On "The Juice of the Barley" - (2016)    

for piano


The theme is a traditional Irish drinking song said to come from the mid-19th century, though earlier forms may be found.


Mention is made of "Stingo, or Oil of Barley, or Cold and Raw" in "The British Broadside Ballad and Its Music," by Claude M. Simpson, Rutgers University Press, 1966, a survey of ballads circa 1550-1700, broadsides being printed ballads, often sung to a variety of tunes and on "broad" sides of paper. The mention of ale is turned to the more modern view of a "juice of the barley" as whiskey. A last and perhaps more modern verse promises "...I'll dance out my days drinking whiskey galore." Ale or whiskey, inebriation and the humorous human tales which surround it are the "broad" theme. The 6/8 rhythm captures that sense of dance.


One part of the modern song lyric:

One Sunday the priest thread [called] me out from the altar
Saying you'll end up your days with your neck in a halter;
And you'll dance a fine jig between heaven and hell
And his words they did frighten me the truth for to tell,
Singing - bainne na mbó ar na gamhna,
And the juice of the barley for me.

So the very next morning as the dawn it did break
I went down to the vestry the pledge for to take,
And there in that room sat the priests in a bunch
Round a big roaring fire drinking tumblers of punch,
Singing - bainne na mbó ar na gamhna,
And the juice of the barley for me.


The phrase "bainne na mbó ar na gamhna" in the chorus is Irish, and means "cows' milk for the calves", and the last line reminds "the juice of the barley for."


4 pages, circa 4' 30" - an MP3 demo is here: 

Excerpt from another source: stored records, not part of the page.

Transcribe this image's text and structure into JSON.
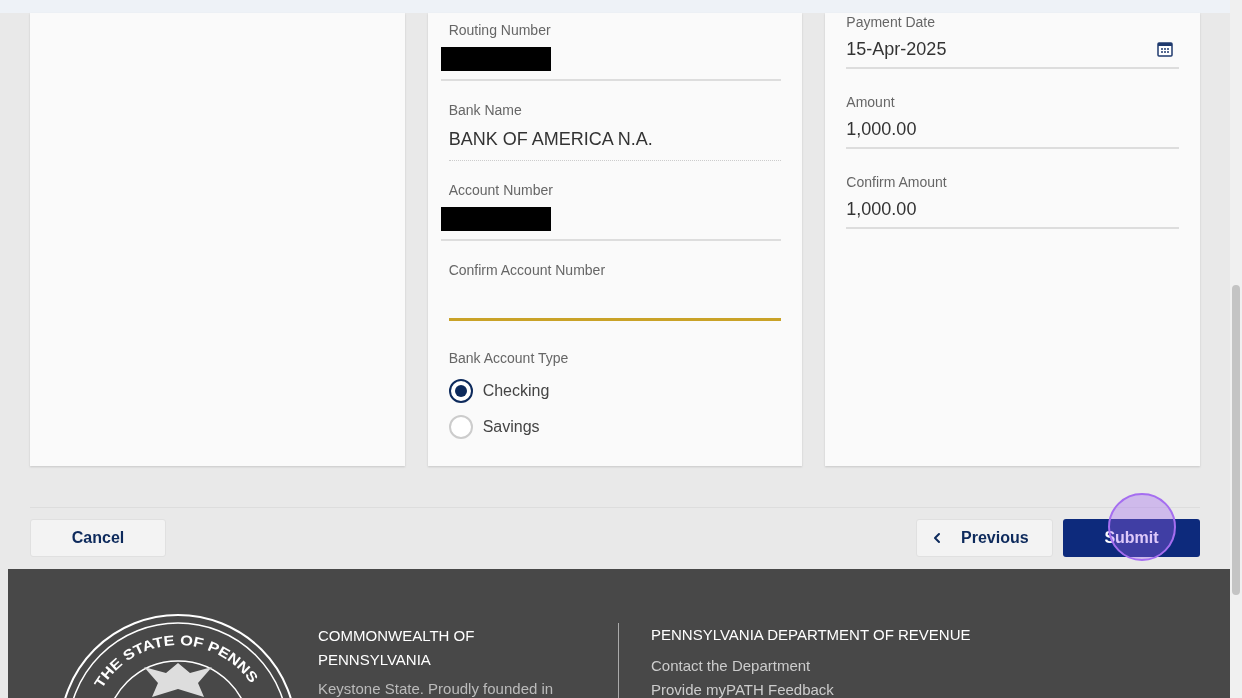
{
  "bank_fields": [
    {
      "label": "Routing Number",
      "kind": "redacted"
    },
    {
      "label": "Bank Name",
      "value": "BANK OF AMERICA N.A.",
      "kind": "readonly"
    },
    {
      "label": "Account Number",
      "kind": "redacted"
    },
    {
      "label": "Confirm Account Number",
      "kind": "input",
      "focused": true
    }
  ],
  "account_type": {
    "label": "Bank Account Type",
    "options": [
      {
        "label": "Checking",
        "selected": true
      },
      {
        "label": "Savings",
        "selected": false
      }
    ]
  },
  "payment_fields": [
    {
      "label": "Payment Date",
      "value": "15-Apr-2025",
      "kind": "date"
    },
    {
      "label": "Amount",
      "value": "1,000.00",
      "kind": "text"
    },
    {
      "label": "Confirm Amount",
      "value": "1,000.00",
      "kind": "text"
    }
  ],
  "actions": {
    "cancel": "Cancel",
    "previous": "Previous",
    "submit": "Submit"
  },
  "footer": {
    "seal_text": "THE STATE OF PENNS",
    "org_title": "COMMONWEALTH OF PENNSYLVANIA",
    "org_text": "Keystone State. Proudly founded in",
    "dept_title": "PENNSYLVANIA DEPARTMENT OF REVENUE",
    "links": [
      "Contact the Department",
      "Provide myPATH Feedback"
    ]
  }
}
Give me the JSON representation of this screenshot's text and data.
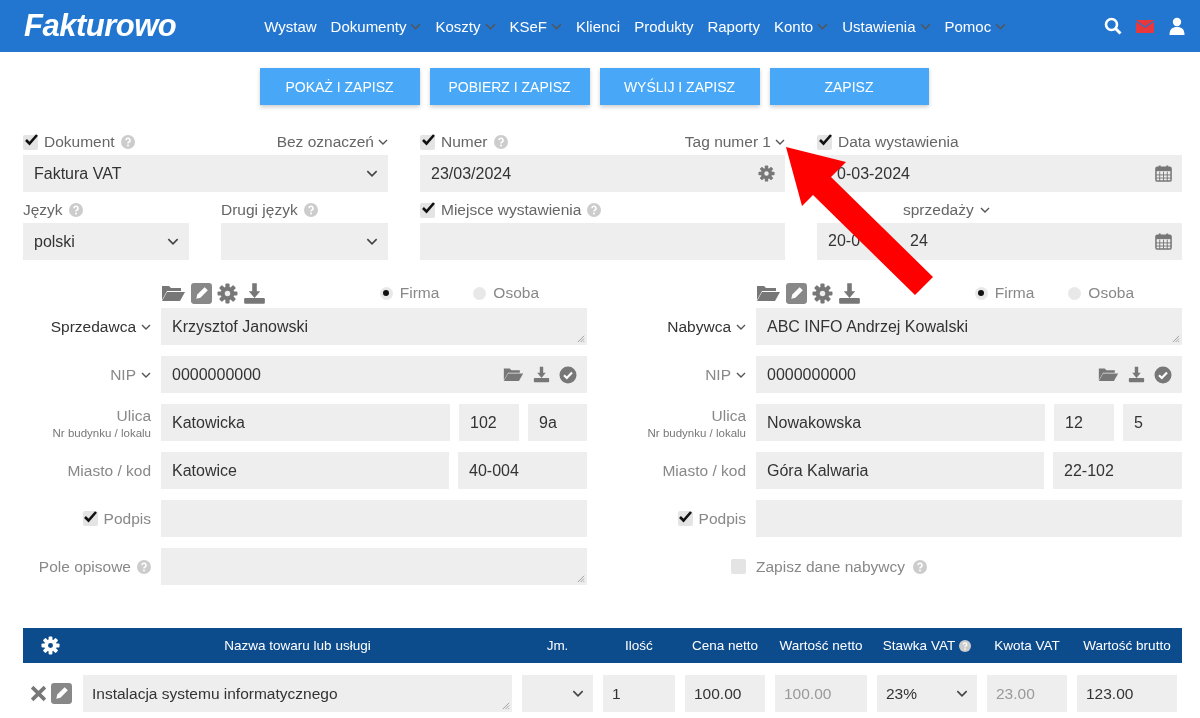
{
  "header": {
    "logo": "Fakturowo",
    "nav": [
      {
        "label": "Wystaw",
        "dropdown": false
      },
      {
        "label": "Dokumenty",
        "dropdown": true
      },
      {
        "label": "Koszty",
        "dropdown": true
      },
      {
        "label": "KSeF",
        "dropdown": true
      },
      {
        "label": "Klienci",
        "dropdown": false
      },
      {
        "label": "Produkty",
        "dropdown": false
      },
      {
        "label": "Raporty",
        "dropdown": false
      },
      {
        "label": "Konto",
        "dropdown": true
      },
      {
        "label": "Ustawienia",
        "dropdown": true
      },
      {
        "label": "Pomoc",
        "dropdown": true
      }
    ]
  },
  "actions": [
    "POKAŻ I ZAPISZ",
    "POBIERZ I ZAPISZ",
    "WYŚLIJ I ZAPISZ",
    "ZAPISZ"
  ],
  "document": {
    "checked": true,
    "label": "Dokument",
    "help": true,
    "marking": "Bez oznaczeń",
    "value": "Faktura VAT"
  },
  "number": {
    "checked": true,
    "label": "Numer",
    "help": true,
    "tag": "Tag numer 1",
    "value": "23/03/2024"
  },
  "issue_date": {
    "checked": true,
    "label": "Data wystawienia",
    "value": "0-03-2024"
  },
  "language": {
    "label": "Język",
    "help": true,
    "value": "polski"
  },
  "second_language": {
    "label": "Drugi język",
    "help": true
  },
  "place": {
    "checked": true,
    "label": "Miejsce wystawienia",
    "help": true
  },
  "sale_date": {
    "label": "sprzedaży",
    "value_parts": [
      "20-0",
      "24"
    ]
  },
  "parties": [
    {
      "role": "Sprzedawca",
      "types": [
        {
          "label": "Firma",
          "selected": true
        },
        {
          "label": "Osoba",
          "selected": false
        }
      ],
      "name": "Krzysztof Janowski",
      "nip_label": "NIP",
      "nip": "0000000000",
      "street_label": "Ulica",
      "street_sublabel": "Nr budynku / lokalu",
      "street": "Katowicka",
      "building": "102",
      "unit": "9a",
      "city_label": "Miasto / kod",
      "city": "Katowice",
      "postal": "40-004",
      "signature": {
        "label": "Podpis",
        "checked": true
      },
      "extra": {
        "kind": "description",
        "label": "Pole opisowe",
        "help": true
      }
    },
    {
      "role": "Nabywca",
      "types": [
        {
          "label": "Firma",
          "selected": true
        },
        {
          "label": "Osoba",
          "selected": false
        }
      ],
      "name": "ABC INFO Andrzej Kowalski",
      "nip_label": "NIP",
      "nip": "0000000000",
      "street_label": "Ulica",
      "street_sublabel": "Nr budynku / lokalu",
      "street": "Nowakowska",
      "building": "12",
      "unit": "5",
      "city_label": "Miasto / kod",
      "city": "Góra Kalwaria",
      "postal": "22-102",
      "signature": {
        "label": "Podpis",
        "checked": true
      },
      "extra": {
        "kind": "save",
        "label": "Zapisz dane nabywcy",
        "help": true,
        "checked": false
      }
    }
  ],
  "items_table": {
    "columns": [
      {
        "label": "Nazwa towaru lub usługi",
        "help": false
      },
      {
        "label": "Jm.",
        "help": false
      },
      {
        "label": "Ilość",
        "help": false
      },
      {
        "label": "Cena netto",
        "help": false
      },
      {
        "label": "Wartość netto",
        "help": false
      },
      {
        "label": "Stawka VAT",
        "help": true
      },
      {
        "label": "Kwota VAT",
        "help": false
      },
      {
        "label": "Wartość brutto",
        "help": false
      }
    ],
    "rows": [
      {
        "cells": [
          {
            "kind": "textarea",
            "value": "Instalacja systemu informatycznego"
          },
          {
            "kind": "select"
          },
          {
            "kind": "input",
            "value": "1"
          },
          {
            "kind": "input",
            "value": "100.00"
          },
          {
            "kind": "readonly",
            "value": "100.00"
          },
          {
            "kind": "select",
            "value": "23%"
          },
          {
            "kind": "readonly",
            "value": "23.00"
          },
          {
            "kind": "input",
            "value": "123.00"
          }
        ]
      }
    ]
  }
}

The score is available as a free PDF download, though any major commercial performance or recording of the work is prohibited without prior arrangement with the composer. Click on the graphic below for this piano score.


On "The Juice of the Barley"